## Material supplied

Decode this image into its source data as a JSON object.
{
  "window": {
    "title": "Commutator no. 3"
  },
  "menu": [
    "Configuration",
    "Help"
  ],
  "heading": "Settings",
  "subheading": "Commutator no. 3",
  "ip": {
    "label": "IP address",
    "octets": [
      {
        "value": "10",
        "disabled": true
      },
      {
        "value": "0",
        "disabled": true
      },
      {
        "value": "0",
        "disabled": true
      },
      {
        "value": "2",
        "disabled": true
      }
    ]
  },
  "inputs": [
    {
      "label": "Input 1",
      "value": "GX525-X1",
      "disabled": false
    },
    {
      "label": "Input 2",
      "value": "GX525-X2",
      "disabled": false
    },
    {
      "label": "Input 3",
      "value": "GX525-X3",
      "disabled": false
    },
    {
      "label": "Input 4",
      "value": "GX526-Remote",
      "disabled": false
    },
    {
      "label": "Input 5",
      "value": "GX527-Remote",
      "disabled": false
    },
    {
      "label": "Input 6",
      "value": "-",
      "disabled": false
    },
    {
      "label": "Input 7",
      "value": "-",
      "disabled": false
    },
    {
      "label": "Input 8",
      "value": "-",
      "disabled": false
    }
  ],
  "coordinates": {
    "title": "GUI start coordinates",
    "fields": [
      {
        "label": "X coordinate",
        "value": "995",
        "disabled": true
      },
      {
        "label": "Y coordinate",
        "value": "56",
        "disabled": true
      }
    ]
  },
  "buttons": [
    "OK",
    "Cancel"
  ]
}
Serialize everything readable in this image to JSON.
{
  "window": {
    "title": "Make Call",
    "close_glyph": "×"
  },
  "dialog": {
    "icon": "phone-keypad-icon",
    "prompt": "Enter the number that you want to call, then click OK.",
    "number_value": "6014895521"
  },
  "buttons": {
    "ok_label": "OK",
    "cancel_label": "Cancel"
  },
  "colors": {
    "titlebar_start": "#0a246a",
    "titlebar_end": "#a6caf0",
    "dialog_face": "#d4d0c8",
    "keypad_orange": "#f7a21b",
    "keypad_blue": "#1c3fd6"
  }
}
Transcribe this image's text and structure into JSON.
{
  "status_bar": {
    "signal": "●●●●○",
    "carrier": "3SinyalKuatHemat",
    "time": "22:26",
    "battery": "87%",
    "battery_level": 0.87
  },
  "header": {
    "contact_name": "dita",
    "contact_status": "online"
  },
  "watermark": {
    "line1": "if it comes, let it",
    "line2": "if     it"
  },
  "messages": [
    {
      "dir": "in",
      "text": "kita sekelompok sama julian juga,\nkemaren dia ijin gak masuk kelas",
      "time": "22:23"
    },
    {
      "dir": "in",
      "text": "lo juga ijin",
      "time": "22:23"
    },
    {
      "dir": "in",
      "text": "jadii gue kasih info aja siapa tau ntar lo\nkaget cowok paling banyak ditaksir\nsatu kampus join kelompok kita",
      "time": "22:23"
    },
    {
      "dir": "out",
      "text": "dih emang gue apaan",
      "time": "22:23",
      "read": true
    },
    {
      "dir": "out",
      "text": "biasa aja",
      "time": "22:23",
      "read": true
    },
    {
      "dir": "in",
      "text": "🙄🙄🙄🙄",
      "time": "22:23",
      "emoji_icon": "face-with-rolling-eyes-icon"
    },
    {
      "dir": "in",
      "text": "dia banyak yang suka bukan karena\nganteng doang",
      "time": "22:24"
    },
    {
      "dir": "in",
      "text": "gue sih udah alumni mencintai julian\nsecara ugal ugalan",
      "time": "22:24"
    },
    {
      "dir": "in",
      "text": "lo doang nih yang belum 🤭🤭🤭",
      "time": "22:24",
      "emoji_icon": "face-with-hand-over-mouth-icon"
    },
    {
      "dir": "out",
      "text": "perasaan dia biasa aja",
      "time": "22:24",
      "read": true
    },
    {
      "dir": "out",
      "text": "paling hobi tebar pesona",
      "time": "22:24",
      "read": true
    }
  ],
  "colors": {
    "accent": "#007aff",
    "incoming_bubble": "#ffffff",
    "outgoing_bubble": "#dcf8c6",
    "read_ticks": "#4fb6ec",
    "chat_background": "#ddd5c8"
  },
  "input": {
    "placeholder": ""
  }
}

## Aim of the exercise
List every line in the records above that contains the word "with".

## Task answer
      "emoji_icon": "face-with-rolling-eyes-icon"
      "emoji_icon": "face-with-hand-over-mouth-icon"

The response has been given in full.